Robots offer key advantages in esophageal surgery

August 11, 2017, Allina Health

Based on what is believed to be the largest study of its kind, Allina Health researchers say robotic assisted transhiatal esophagectomy (RATE) is effective and safe for a carefully selected group of patients.

Robotic technology gives surgeons a better view during surgery and can be removed without additional incisions on the patient.

"Very few centers have adopted robots for this procedure because of the technical difficulties and unique skills that are needed by the surgeons and the operating room staff," says Daniel Dunn, M.D., a retired Allina surgeon and the study's principle investigator. "But the robotic arms can turn and twist and reach more places than human hands will ever be able to."

The study appears in the current issue of the journal of the International Society for Diseases of the Esophagus, Diseases of the Esophagus.

The study is based on 100 patients, most of whom had , at Virginia Piper Cancer Institute—Abbott Northwestern. Clinical and safety information was interpreted by the Allina research team and survival data was analyzed by a collaborator at Masonic Cancer Center at the University of Minnesota.

Explore further: New study could save breast cancer patients time, money and side effects

More information: D. H. Dunn et al, Operative and survival outcomes in a series of 100 consecutive cases of robot-assisted transhiatal esophagectomies, Diseases of the Esophagus (2017). DOI: 10.1093/dote/dox045

Related Stories

New study could save breast cancer patients time, money and side effects

October 22, 2015
Most breast cancer patients with invasive lobular carcinoma could be treated with hormones alone and not with chemotherapy, according to a study by Virginia Piper Cancer Institute at Abbott Northwestern Hospital, part of ...

Probability data could better direct lymph node removal for thyroid cancer

August 17, 2016
Surgeons operating on patients with advanced thyroid cancer are often conflicted when deciding how many lymph nodes they should remove to reduce the patient's risk of recurrence.

Surgeons admit to mistakes in surgery and would use robots if they reduced the risks

June 22, 2017
How good are humans at performing manual surgery?

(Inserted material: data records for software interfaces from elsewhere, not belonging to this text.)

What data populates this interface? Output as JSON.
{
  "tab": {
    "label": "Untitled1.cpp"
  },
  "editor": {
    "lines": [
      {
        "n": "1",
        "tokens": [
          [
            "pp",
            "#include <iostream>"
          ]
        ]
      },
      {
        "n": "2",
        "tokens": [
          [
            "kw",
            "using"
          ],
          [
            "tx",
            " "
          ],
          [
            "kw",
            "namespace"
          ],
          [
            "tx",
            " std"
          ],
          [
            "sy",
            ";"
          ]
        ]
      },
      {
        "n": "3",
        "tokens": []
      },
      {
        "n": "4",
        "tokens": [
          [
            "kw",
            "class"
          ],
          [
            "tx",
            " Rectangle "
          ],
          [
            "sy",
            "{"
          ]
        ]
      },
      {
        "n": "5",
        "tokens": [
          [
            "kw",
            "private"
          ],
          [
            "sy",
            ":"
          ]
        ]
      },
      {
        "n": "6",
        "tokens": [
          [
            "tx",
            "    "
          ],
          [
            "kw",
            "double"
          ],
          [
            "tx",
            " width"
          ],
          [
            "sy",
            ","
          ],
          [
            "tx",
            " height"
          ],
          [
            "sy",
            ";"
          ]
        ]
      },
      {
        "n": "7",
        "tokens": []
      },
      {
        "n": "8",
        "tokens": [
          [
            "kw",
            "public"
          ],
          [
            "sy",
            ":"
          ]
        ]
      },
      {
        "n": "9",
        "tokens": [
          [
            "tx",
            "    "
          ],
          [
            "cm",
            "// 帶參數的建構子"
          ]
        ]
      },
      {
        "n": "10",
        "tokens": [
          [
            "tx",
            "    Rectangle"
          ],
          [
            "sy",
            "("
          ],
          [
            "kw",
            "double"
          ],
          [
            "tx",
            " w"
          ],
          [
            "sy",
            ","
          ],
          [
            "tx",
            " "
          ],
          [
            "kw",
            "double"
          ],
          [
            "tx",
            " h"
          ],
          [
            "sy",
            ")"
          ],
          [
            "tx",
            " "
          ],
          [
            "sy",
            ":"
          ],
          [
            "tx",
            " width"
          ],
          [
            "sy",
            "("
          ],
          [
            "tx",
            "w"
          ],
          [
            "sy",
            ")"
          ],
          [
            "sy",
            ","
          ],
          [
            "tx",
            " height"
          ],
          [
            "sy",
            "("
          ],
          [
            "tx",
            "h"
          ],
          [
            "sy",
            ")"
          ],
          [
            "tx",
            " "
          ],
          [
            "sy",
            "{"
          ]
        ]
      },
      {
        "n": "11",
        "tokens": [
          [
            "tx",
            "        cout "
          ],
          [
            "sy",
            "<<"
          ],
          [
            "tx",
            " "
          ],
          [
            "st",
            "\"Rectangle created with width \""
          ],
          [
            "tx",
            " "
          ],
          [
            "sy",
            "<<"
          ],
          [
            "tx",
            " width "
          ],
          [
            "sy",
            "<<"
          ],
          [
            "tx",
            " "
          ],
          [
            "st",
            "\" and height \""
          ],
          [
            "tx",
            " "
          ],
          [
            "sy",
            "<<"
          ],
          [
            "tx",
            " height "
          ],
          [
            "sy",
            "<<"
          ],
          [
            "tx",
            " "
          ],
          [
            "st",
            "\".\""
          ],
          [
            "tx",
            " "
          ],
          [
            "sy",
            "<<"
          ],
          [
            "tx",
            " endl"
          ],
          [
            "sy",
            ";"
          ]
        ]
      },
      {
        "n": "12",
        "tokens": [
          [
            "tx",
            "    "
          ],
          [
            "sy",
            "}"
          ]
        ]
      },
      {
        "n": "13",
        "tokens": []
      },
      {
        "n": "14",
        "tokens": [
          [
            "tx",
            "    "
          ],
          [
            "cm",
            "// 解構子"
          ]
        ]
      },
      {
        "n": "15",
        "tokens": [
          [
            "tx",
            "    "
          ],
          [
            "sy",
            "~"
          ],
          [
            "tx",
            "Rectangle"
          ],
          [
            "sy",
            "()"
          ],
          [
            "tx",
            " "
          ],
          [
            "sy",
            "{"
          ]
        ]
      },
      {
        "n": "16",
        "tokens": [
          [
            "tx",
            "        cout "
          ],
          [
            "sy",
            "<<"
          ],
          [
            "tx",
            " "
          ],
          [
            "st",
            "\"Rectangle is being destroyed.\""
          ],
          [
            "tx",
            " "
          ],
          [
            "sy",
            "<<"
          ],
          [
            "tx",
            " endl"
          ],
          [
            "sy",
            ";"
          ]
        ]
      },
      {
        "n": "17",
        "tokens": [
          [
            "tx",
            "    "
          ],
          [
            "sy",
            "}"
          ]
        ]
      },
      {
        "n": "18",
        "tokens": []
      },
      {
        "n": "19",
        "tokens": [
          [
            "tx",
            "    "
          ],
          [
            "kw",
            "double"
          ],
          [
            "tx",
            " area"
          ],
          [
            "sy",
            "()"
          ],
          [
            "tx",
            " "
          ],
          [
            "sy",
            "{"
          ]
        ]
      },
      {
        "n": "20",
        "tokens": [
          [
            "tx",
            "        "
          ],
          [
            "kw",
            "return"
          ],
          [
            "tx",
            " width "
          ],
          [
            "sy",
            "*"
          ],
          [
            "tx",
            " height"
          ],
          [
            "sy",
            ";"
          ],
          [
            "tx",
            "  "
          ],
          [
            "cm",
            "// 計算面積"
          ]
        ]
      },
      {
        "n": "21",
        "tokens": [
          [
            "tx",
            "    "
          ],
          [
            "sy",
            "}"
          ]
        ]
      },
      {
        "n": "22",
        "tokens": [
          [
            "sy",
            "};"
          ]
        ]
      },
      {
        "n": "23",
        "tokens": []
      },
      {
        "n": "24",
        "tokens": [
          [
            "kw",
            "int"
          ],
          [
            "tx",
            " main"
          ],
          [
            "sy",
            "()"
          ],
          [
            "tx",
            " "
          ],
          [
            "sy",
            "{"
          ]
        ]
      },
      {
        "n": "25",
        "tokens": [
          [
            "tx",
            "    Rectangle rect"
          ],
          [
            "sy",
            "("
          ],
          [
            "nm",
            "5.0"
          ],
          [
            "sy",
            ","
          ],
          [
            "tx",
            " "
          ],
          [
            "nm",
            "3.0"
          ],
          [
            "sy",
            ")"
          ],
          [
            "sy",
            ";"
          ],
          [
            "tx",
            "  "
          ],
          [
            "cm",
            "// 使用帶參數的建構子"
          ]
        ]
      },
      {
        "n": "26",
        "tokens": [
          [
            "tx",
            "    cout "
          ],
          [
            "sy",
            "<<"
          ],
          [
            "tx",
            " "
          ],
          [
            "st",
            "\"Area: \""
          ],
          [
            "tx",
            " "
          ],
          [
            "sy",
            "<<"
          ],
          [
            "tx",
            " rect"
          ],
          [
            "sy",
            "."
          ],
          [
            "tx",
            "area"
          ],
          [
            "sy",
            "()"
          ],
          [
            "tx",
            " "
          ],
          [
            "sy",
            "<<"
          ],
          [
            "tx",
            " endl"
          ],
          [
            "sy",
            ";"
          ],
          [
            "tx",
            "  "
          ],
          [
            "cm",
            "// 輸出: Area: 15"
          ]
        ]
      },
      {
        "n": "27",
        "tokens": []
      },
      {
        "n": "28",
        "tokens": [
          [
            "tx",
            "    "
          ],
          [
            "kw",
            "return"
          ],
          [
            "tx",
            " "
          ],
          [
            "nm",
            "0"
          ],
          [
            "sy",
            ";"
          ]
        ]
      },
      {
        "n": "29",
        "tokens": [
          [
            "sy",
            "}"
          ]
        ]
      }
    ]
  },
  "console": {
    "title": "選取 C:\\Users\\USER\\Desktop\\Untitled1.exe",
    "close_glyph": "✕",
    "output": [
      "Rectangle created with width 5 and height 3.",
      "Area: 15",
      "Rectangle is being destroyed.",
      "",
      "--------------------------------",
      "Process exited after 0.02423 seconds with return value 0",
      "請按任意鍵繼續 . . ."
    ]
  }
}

Which breast cancer patients need lymph nodes removed? Ultrasound narrows it down

February 2, 2015
Which breast cancer patients need to have underarm lymph nodes removed? Mayo Clinic-led research is narrowing it down. A new study finds that not all women with lymph node-positive breast cancer treated with chemotherapy ...

4,800 nurses will strike Sunday at 5 Twin Cities hospitals

June 17, 2016
Around 4,800 nurses are preparing to launch a one-week strike at five hospitals in the Minneapolis-St. Paul area in a dispute over health insurance.

Are robot surgeons in the operating theatre as safe as they could be?

July 28, 2015
A study has revealed that robotic surgery was involved in 144 deaths and 1,391 injuries in the US during a 14-year period. While this may seem a cause for concern, considering there were 1.7m operations carried out during ...

Recommended for you

Cold open water plunge provides instant pain relief

February 12, 2018
A short, sharp, cold water swim may offer an alternative to strong painkillers and physiotherapy to relieve severe persistent pain after surgery, suggest doctors in the journal BMJ Case Reports.

Study spotlights risks in anesthesiologist handoffs

February 9, 2018
Most patients are totally unaware that the anesthesiologist who put them under for surgery might not be the same one who brings them out even though that 'handoff' between the two doctors has been linked to a series of negative ...

One in five older adults experience brain network weakening following knee replacement surgery

February 7, 2018
A new University of Florida study finds that 23 percent of adults age 60 and older who underwent a total knee replacement experienced a decline in activity in at least one region of the brain responsible for specific cognitive ...

New algorithm decodes spine oncology treatment

February 6, 2018
Every kind of cancer can spread to the spine, yet two physician-scientists who treat these patients describe a paucity of guidance for effectively providing care and minimizing pain.

Patients and doctors often disagree in evaluation of surgical scarring

February 1, 2018
When it comes to the physical scars surgery leaves behind, a new study shows patients and doctors often don't assess their severity the same way. Researchers from the Perelman School of Medicine at the University of Pennsylvania ...

Boosting a key protein to help bones that won't heal

February 1, 2018
When a patient breaks a bone, there's a possibility the fracture won't heal properly or quickly—even with the aid of pins, plates or a cast.

0 comments

Please sign in to add a comment. Registration is free, and takes less than a minute. Read more

Click here to reset your password.
Sign in to get notified via email when new comments are made.